As I mentioned previously the cloisters in this cathedral are quite small. The interesting and unusual feature is the wooden vault.
And the wooden bosses. Of the original one hundred roof bosses, one in each of its bays, there are now just sixty remaining. These bosses fall into five categories: religious and secular figures, heads, animals and foliage.
An arcaded passageway leads to the chapter house. This has darker columns with carved capitals of foliage set under pointed arches (as in the first image and below).
On the other passage there are some odd stone grotesques hidden next to the foliage – possibly stonemasons’ identification? I haven’t been able to find out much about these, but tongue-pullers are thought to a sign of a journeyman mason as St Blaise, who is the saint associated with diseases of the throat and mouth, is also the patron saint of masons. Hair-pullers like the bearded man, serpents and monsters are most likely there to frighten worshippers and remind them that the world is a sinful place. These over-imaginative human and animal forms often distort the natural into ugliness or a caricature.
The cloisters also provide a quiet space for a rest (and get a phone signal perhaps!)
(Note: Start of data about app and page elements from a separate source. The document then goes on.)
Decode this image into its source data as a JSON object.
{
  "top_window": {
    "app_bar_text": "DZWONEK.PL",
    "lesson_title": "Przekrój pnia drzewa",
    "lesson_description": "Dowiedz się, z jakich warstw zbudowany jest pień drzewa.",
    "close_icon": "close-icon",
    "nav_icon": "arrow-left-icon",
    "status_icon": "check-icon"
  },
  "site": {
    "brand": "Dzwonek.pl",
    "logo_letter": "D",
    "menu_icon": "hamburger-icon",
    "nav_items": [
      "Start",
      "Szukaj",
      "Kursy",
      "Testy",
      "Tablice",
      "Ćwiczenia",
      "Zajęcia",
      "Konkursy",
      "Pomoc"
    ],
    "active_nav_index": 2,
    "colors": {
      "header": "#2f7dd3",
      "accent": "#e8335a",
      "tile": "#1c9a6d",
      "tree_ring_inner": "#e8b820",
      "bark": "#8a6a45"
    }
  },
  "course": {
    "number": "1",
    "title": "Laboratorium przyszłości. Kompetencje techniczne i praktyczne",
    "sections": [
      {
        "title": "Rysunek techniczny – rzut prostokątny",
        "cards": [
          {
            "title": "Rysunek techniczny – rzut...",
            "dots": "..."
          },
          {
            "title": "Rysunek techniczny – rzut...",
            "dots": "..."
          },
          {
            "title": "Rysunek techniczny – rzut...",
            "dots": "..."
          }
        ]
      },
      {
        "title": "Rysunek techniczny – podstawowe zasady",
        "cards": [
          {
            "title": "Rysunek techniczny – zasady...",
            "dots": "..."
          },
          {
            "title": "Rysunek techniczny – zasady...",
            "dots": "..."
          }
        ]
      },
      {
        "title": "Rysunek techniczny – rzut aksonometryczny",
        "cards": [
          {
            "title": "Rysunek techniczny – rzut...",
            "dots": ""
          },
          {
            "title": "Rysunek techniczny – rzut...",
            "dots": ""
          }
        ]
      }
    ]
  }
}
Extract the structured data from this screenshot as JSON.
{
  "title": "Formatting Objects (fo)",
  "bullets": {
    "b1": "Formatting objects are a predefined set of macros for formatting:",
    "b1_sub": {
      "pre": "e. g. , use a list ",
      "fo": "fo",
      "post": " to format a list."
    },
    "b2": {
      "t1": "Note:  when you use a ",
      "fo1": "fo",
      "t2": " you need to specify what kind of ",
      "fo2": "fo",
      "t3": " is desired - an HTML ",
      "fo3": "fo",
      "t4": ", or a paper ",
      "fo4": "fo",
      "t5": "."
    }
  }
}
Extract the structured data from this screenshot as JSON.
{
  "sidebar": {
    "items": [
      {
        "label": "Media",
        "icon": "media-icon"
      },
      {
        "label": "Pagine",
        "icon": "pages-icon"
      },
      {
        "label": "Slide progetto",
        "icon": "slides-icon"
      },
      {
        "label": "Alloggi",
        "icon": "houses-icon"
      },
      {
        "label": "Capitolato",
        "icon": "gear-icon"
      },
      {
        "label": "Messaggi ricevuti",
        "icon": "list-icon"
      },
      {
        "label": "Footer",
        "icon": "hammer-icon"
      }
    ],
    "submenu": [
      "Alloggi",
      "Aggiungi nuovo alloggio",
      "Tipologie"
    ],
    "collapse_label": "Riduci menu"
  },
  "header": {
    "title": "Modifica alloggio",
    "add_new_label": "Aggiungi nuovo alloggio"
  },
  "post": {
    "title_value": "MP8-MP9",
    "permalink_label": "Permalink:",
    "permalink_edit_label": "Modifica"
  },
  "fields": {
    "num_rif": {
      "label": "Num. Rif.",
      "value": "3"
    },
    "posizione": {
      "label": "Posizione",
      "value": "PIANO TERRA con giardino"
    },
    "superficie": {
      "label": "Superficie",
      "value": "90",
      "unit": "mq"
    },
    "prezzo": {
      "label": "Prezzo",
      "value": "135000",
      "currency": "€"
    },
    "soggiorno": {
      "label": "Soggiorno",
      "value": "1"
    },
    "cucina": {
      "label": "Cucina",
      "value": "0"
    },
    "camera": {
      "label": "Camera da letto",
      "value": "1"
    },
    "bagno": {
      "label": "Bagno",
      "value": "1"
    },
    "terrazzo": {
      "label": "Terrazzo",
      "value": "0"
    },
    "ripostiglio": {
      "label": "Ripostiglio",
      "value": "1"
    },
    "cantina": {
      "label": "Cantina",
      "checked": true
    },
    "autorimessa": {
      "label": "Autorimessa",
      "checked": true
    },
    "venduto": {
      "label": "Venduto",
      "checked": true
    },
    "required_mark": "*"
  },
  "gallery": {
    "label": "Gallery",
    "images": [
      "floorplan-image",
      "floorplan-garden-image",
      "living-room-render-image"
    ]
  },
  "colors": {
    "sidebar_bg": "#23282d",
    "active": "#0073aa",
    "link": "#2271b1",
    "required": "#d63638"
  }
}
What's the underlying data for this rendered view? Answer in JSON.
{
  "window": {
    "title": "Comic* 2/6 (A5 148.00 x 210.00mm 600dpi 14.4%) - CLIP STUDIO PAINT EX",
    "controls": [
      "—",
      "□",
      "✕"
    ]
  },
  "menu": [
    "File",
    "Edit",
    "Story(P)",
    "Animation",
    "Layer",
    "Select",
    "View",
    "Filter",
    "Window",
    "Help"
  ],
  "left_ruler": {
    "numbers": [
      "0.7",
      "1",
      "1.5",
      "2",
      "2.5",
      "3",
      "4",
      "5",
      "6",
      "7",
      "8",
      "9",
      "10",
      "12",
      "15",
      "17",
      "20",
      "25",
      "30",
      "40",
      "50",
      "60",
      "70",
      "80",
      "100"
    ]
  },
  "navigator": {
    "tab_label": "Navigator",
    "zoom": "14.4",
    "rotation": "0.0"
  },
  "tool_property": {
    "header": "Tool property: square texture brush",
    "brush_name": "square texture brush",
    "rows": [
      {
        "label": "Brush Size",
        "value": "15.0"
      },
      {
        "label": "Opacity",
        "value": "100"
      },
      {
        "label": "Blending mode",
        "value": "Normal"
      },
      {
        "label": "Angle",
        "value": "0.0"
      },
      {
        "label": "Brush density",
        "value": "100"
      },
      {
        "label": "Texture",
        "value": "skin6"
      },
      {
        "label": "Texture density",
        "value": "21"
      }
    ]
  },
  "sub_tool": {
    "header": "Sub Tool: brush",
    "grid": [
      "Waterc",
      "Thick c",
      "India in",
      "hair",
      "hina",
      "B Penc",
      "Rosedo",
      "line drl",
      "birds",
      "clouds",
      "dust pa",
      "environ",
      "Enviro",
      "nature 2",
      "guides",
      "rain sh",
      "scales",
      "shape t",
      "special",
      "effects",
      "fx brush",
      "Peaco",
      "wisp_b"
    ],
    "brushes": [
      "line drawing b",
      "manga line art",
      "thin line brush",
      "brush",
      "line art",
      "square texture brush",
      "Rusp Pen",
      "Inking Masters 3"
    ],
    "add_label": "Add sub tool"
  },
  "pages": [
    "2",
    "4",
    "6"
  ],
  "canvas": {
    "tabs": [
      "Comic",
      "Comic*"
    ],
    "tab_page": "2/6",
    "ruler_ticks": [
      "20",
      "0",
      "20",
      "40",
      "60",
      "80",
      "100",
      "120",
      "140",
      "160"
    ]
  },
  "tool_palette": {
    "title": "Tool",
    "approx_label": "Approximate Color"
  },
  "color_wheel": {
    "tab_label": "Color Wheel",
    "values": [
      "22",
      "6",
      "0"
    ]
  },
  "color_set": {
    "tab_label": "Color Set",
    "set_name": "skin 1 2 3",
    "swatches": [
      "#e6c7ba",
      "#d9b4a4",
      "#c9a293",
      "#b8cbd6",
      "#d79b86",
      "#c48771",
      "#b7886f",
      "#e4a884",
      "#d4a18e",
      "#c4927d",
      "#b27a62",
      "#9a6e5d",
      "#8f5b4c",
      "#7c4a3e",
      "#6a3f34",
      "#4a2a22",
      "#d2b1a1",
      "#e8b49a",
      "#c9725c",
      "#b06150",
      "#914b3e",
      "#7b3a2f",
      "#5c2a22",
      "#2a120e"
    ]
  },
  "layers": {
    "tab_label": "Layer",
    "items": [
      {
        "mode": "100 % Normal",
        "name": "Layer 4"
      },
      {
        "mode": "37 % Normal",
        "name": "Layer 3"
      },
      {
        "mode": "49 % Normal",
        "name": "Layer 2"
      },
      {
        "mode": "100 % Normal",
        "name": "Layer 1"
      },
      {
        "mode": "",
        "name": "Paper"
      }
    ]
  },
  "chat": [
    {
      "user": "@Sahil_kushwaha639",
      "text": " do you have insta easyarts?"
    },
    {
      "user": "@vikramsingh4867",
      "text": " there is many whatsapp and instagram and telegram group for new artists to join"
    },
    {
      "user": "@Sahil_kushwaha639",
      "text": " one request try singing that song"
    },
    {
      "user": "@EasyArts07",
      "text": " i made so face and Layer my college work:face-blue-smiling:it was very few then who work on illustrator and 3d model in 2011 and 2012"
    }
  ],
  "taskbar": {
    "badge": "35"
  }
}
And the stone carvings are magnificent in their detail. As always you have to look up and pause to admire the beauty of this historic craftsmanship.